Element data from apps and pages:
== == ==
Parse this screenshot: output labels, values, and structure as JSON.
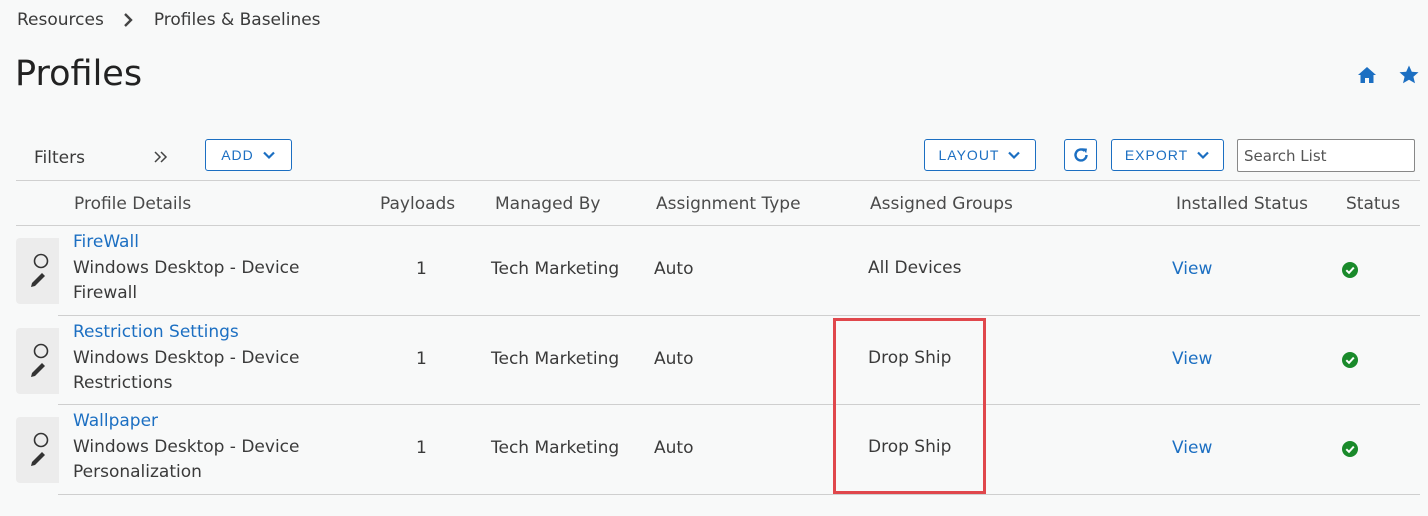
{
  "breadcrumb": {
    "parent": "Resources",
    "current": "Profiles & Baselines"
  },
  "page": {
    "title": "Profiles"
  },
  "toolbar": {
    "filters_label": "Filters",
    "add_label": "ADD",
    "layout_label": "LAYOUT",
    "export_label": "EXPORT",
    "search_placeholder": "Search List"
  },
  "table": {
    "columns": {
      "profile_details": "Profile Details",
      "payloads": "Payloads",
      "managed_by": "Managed By",
      "assignment_type": "Assignment Type",
      "assigned_groups": "Assigned Groups",
      "installed_status": "Installed Status",
      "status": "Status"
    },
    "rows": [
      {
        "name": "FireWall",
        "description": "Windows Desktop - Device Firewall",
        "payloads": "1",
        "managed_by": "Tech Marketing",
        "assignment_type": "Auto",
        "assigned_groups": "All Devices",
        "installed_status": "View"
      },
      {
        "name": "Restriction Settings",
        "description": "Windows Desktop - Device Restrictions",
        "payloads": "1",
        "managed_by": "Tech Marketing",
        "assignment_type": "Auto",
        "assigned_groups": "Drop Ship",
        "installed_status": "View"
      },
      {
        "name": "Wallpaper",
        "description": "Windows Desktop - Device Personalization",
        "payloads": "1",
        "managed_by": "Tech Marketing",
        "assignment_type": "Auto",
        "assigned_groups": "Drop Ship",
        "installed_status": "View"
      }
    ]
  },
  "colors": {
    "accent": "#1c6fc2",
    "status_ok": "#1a8a2b",
    "highlight": "#e0474c"
  }
}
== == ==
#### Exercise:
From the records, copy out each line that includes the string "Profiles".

#### Output for this task:
    "current": "Profiles & Baselines"
    "title": "Profiles"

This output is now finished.